Luckily there's a new family in town that's painfully honest. Stockholm-based The Beta Family has launched out a nice marketplace for crowdsourcing usability testing on Android and iPhone.
"The main difference about us and other systems is that we are very open. You can always decide which tester you want to pay to test your app," says Axel Nordenström, CEO of The Beta Family. You might pay another service a fixed amount to receive a certain number of testers, but in The Beta Family you can handpick who you think would provide the best feedback.
Last week we covered that The Pirate Bay is moving to Spain and Norway, but the Norwegian end of the deal apparently fell through. Geir Aaslid, the head of the Norwegian Pirate Party, put out a statement on Pastebin saying that they could not keep up the financial end of hosting the site.

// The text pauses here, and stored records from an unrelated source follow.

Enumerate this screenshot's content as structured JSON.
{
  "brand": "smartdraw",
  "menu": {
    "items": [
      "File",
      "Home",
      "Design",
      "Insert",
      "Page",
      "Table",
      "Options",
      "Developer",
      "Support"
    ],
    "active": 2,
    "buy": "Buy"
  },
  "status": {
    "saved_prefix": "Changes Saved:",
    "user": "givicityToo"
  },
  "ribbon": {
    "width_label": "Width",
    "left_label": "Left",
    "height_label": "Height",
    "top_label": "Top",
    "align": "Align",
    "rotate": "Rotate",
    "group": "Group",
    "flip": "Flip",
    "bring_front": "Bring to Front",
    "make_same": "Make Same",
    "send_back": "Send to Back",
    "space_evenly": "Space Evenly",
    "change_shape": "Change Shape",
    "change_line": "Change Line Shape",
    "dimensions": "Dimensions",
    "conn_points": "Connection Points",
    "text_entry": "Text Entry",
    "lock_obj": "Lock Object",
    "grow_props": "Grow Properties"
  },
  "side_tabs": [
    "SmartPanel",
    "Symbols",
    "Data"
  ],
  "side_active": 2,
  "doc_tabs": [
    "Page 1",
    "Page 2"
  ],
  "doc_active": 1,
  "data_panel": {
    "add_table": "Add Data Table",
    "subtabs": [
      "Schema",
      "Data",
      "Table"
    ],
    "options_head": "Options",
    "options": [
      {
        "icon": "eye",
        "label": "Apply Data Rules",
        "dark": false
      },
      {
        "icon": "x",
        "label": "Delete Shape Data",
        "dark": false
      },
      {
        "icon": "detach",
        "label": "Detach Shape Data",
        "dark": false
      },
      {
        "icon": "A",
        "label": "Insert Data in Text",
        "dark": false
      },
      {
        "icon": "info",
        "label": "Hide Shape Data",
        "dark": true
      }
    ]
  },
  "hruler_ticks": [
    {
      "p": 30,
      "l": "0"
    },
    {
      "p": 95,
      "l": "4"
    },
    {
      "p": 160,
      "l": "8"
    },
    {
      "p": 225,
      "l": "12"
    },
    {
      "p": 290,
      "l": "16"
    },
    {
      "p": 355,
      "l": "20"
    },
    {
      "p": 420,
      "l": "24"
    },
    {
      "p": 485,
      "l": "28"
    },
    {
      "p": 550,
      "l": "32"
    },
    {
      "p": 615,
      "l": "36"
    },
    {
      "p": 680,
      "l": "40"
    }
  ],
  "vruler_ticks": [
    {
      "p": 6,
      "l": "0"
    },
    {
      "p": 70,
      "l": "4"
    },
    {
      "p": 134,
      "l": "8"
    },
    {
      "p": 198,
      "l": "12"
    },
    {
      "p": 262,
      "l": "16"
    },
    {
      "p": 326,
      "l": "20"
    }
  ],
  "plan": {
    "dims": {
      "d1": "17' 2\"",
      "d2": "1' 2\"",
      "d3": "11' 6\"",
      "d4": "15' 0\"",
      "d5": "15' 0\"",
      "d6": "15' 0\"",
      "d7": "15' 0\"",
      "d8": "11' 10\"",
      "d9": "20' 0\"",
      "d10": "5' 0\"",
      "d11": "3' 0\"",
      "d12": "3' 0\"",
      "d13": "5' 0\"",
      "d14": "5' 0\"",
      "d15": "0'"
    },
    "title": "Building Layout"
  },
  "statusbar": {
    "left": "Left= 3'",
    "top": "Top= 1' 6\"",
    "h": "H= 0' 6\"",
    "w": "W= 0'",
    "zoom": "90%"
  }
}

So last night the news hit last night that the popular BitTorrent site has moved their servers to North Korea. Yes, that North Korea. There are so many weird angles to this story that myself - along with the rest of the internet - am unable to completely wrap my head around the logic of this move, and how it will affect the geo-political copyright landscape in the future.
If you haven't been paying attention to The Pirate Bay in the past week or so, you're missing out on a bit of swashbuckling pirate tricks and stormy seas... you know, the normal pirate life. We'll give you a little history because we haven't covered them since Elisa, the Finnish operator, was required to block the bittorrent site, among others around a year ago. The Pirate Bay was founded in Sweden in 2003, making it a decade old now. A documentary on the history of the site has been released, called TPB AFK, and is available to be watched for free.